[Exercise details]
Reproduce every entry that follows word for word, but omit the images.

[Extracted material]
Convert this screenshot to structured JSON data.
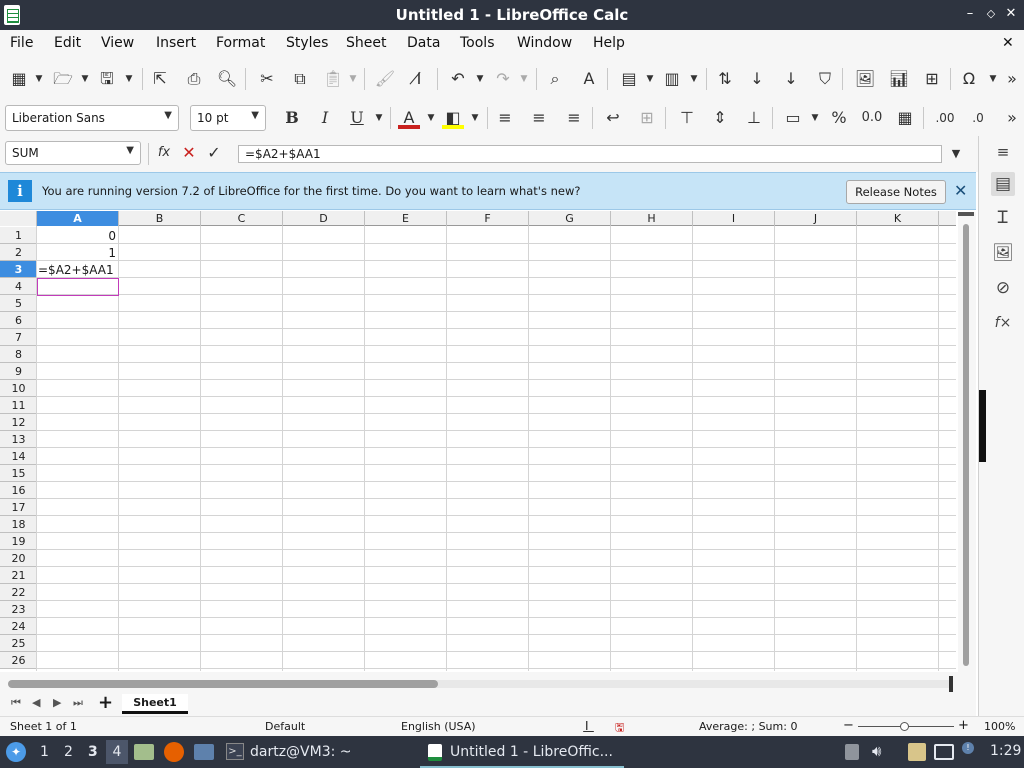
{
  "window": {
    "title": "Untitled 1 - LibreOffice Calc",
    "minimize": "–",
    "maximize": "◇",
    "close": "✕"
  },
  "menubar": {
    "items": [
      "File",
      "Edit",
      "View",
      "Insert",
      "Format",
      "Styles",
      "Sheet",
      "Data",
      "Tools",
      "Window",
      "Help"
    ],
    "close": "✕"
  },
  "toolbar2": {
    "font_name": "Liberation Sans",
    "font_size": "10 pt"
  },
  "formula_bar": {
    "name_box": "SUM",
    "formula": "=$A2+$AA1",
    "fx_label": "fx",
    "cancel": "✕",
    "accept": "✓"
  },
  "infobar": {
    "message": "You are running version 7.2 of LibreOffice for the first time. Do you want to learn what's new?",
    "button": "Release Notes",
    "close": "✕"
  },
  "grid": {
    "columns": [
      "A",
      "B",
      "C",
      "D",
      "E",
      "F",
      "G",
      "H",
      "I",
      "J",
      "K"
    ],
    "rows": [
      "1",
      "2",
      "3",
      "4",
      "5",
      "6",
      "7",
      "8",
      "9",
      "10",
      "11",
      "12",
      "13",
      "14",
      "15",
      "16",
      "17",
      "18",
      "19",
      "20",
      "21",
      "22",
      "23",
      "24",
      "25",
      "26"
    ],
    "active_column": "A",
    "active_row": "3",
    "cells": {
      "A1": "0",
      "A2": "1",
      "A3": "=$A2+$AA1"
    }
  },
  "sheet_tabs": {
    "tabs": [
      "Sheet1"
    ],
    "add": "+"
  },
  "statusbar": {
    "sheet_pos": "Sheet 1 of 1",
    "page_style": "Default",
    "language": "English (USA)",
    "sum_text": "Average: ; Sum: 0",
    "zoom": "100%",
    "zoom_minus": "−",
    "zoom_plus": "+"
  },
  "taskbar": {
    "workspaces": [
      "1",
      "2",
      "3",
      "4"
    ],
    "terminal": "dartz@VM3: ~",
    "calc_task": "Untitled 1 - LibreOffic...",
    "clock": "1:29"
  },
  "colors": {
    "titlebar": "#2e3440",
    "infobar": "#c6e4f7",
    "selection": "#3d8de0",
    "cursor": "#c23bba"
  }
}
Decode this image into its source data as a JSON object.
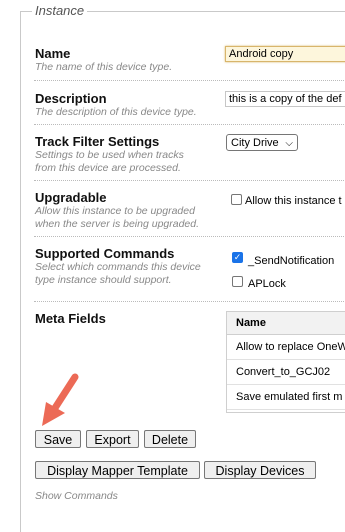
{
  "legend": "Instance",
  "fields": {
    "name": {
      "label": "Name",
      "desc": "The name of this device type.",
      "value": "Android copy"
    },
    "description": {
      "label": "Description",
      "desc": "The description of this device type.",
      "value": "this is a copy of the def"
    },
    "track_filter": {
      "label": "Track Filter Settings",
      "desc_line1": "Settings to be used when tracks",
      "desc_line2": "from this device are processed.",
      "selected": "City Drive"
    },
    "upgradable": {
      "label": "Upgradable",
      "desc_line1": "Allow this instance to be upgraded",
      "desc_line2": "when the server is being upgraded.",
      "checkbox_label": "Allow this instance t"
    },
    "supported_commands": {
      "label": "Supported Commands",
      "desc_line1": "Select which commands this device",
      "desc_line2": "type instance should support.",
      "commands": [
        {
          "label": "_SendNotification",
          "checked": true
        },
        {
          "label": "APLock",
          "checked": false
        }
      ]
    },
    "meta_fields": {
      "label": "Meta Fields",
      "column": "Name",
      "rows": [
        "Allow to replace OneW",
        "Convert_to_GCJ02",
        "Save emulated first m"
      ]
    }
  },
  "buttons": {
    "save": "Save",
    "export": "Export",
    "delete": "Delete",
    "mapper": "Display Mapper Template",
    "devices": "Display Devices"
  },
  "footer": "Show Commands"
}
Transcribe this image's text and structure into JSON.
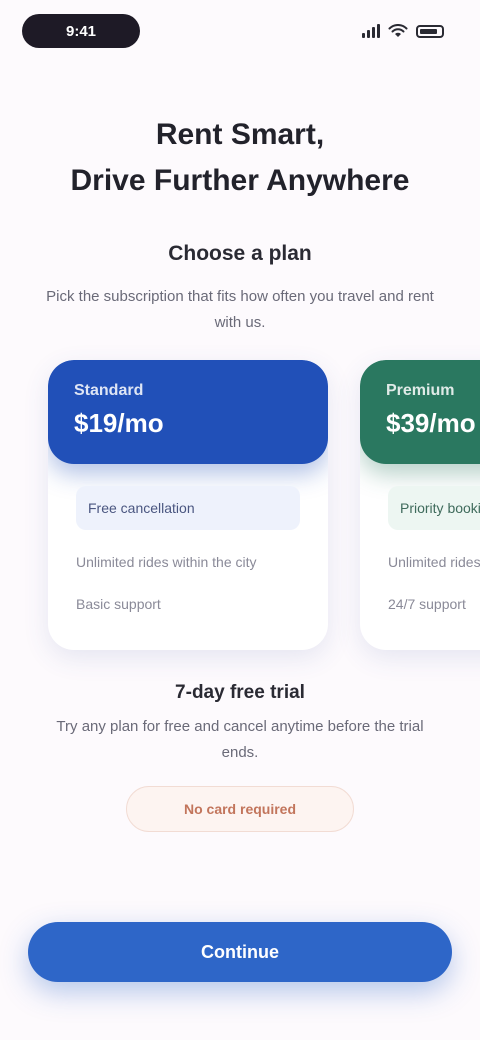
{
  "status_bar": {
    "time": "9:41"
  },
  "hero": {
    "line1": "Rent Smart,",
    "line2": "Drive Further Anywhere"
  },
  "plans_section": {
    "title": "Choose a plan",
    "description": "Pick the subscription that fits how often you travel and rent with us."
  },
  "plans": [
    {
      "name": "Standard",
      "price": "$19/mo",
      "highlight": "Free cancellation",
      "feature_1": "Unlimited rides within the city",
      "feature_2": "Basic support"
    },
    {
      "name": "Premium",
      "price": "$39/mo",
      "highlight": "Priority booking",
      "feature_1": "Unlimited rides nationwide",
      "feature_2": "24/7 support"
    }
  ],
  "trial": {
    "title": "7-day free trial",
    "description": "Try any plan for free and cancel anytime before the trial ends.",
    "chip_label": "No card required"
  },
  "cta": {
    "label": "Continue"
  },
  "colors": {
    "primary": "#2e66c8",
    "plan_blue": "#2150b8",
    "plan_green": "#2a7860",
    "accent_chip": "#c2755c"
  }
}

[Answer area]
Convert this screenshot to structured JSON data.
{
  "window": {
    "title": "Untitled 1 - LibreOffice Calc",
    "minimize": "–",
    "maximize": "◇",
    "close": "✕"
  },
  "menubar": {
    "items": [
      "File",
      "Edit",
      "View",
      "Insert",
      "Format",
      "Styles",
      "Sheet",
      "Data",
      "Tools",
      "Window",
      "Help"
    ],
    "close": "✕"
  },
  "toolbar2": {
    "font_name": "Liberation Sans",
    "font_size": "10 pt"
  },
  "formula_bar": {
    "name_box": "SUM",
    "formula": "=$A2+$AA1",
    "fx_label": "fx",
    "cancel": "✕",
    "accept": "✓"
  },
  "infobar": {
    "message": "You are running version 7.2 of LibreOffice for the first time. Do you want to learn what's new?",
    "button": "Release Notes",
    "close": "✕"
  },
  "grid": {
    "columns": [
      "A",
      "B",
      "C",
      "D",
      "E",
      "F",
      "G",
      "H",
      "I",
      "J",
      "K"
    ],
    "rows": [
      "1",
      "2",
      "3",
      "4",
      "5",
      "6",
      "7",
      "8",
      "9",
      "10",
      "11",
      "12",
      "13",
      "14",
      "15",
      "16",
      "17",
      "18",
      "19",
      "20",
      "21",
      "22",
      "23",
      "24",
      "25",
      "26"
    ],
    "active_column": "A",
    "active_row": "3",
    "cells": {
      "A1": "0",
      "A2": "1",
      "A3": "=$A2+$AA1"
    }
  },
  "sheet_tabs": {
    "tabs": [
      "Sheet1"
    ],
    "add": "+"
  },
  "statusbar": {
    "sheet_pos": "Sheet 1 of 1",
    "page_style": "Default",
    "language": "English (USA)",
    "sum_text": "Average: ; Sum: 0",
    "zoom": "100%",
    "zoom_minus": "−",
    "zoom_plus": "+"
  },
  "taskbar": {
    "workspaces": [
      "1",
      "2",
      "3",
      "4"
    ],
    "terminal": "dartz@VM3: ~",
    "calc_task": "Untitled 1 - LibreOffic...",
    "clock": "1:29"
  },
  "colors": {
    "titlebar": "#2e3440",
    "infobar": "#c6e4f7",
    "selection": "#3d8de0",
    "cursor": "#c23bba"
  }
}
Decode this image into its source data as a JSON object.
{
  "legend": "Instance",
  "fields": {
    "name": {
      "label": "Name",
      "desc": "The name of this device type.",
      "value": "Android copy"
    },
    "description": {
      "label": "Description",
      "desc": "The description of this device type.",
      "value": "this is a copy of the def"
    },
    "track_filter": {
      "label": "Track Filter Settings",
      "desc_line1": "Settings to be used when tracks",
      "desc_line2": "from this device are processed.",
      "selected": "City Drive"
    },
    "upgradable": {
      "label": "Upgradable",
      "desc_line1": "Allow this instance to be upgraded",
      "desc_line2": "when the server is being upgraded.",
      "checkbox_label": "Allow this instance t"
    },
    "supported_commands": {
      "label": "Supported Commands",
      "desc_line1": "Select which commands this device",
      "desc_line2": "type instance should support.",
      "commands": [
        {
          "label": "_SendNotification",
          "checked": true
        },
        {
          "label": "APLock",
          "checked": false
        }
      ]
    },
    "meta_fields": {
      "label": "Meta Fields",
      "column": "Name",
      "rows": [
        "Allow to replace OneW",
        "Convert_to_GCJ02",
        "Save emulated first m"
      ]
    }
  },
  "buttons": {
    "save": "Save",
    "export": "Export",
    "delete": "Delete",
    "mapper": "Display Mapper Template",
    "devices": "Display Devices"
  },
  "footer": "Show Commands"
}
Transcribe this image's text and structure into JSON.
{
  "status_bar": {
    "time": "9:41"
  },
  "hero": {
    "line1": "Rent Smart,",
    "line2": "Drive Further Anywhere"
  },
  "plans_section": {
    "title": "Choose a plan",
    "description": "Pick the subscription that fits how often you travel and rent with us."
  },
  "plans": [
    {
      "name": "Standard",
      "price": "$19/mo",
      "highlight": "Free cancellation",
      "feature_1": "Unlimited rides within the city",
      "feature_2": "Basic support"
    },
    {
      "name": "Premium",
      "price": "$39/mo",
      "highlight": "Priority booking",
      "feature_1": "Unlimited rides nationwide",
      "feature_2": "24/7 support"
    }
  ],
  "trial": {
    "title": "7-day free trial",
    "description": "Try any plan for free and cancel anytime before the trial ends.",
    "chip_label": "No card required"
  },
  "cta": {
    "label": "Continue"
  },
  "colors": {
    "primary": "#2e66c8",
    "plan_blue": "#2150b8",
    "plan_green": "#2a7860",
    "accent_chip": "#c2755c"
  }
}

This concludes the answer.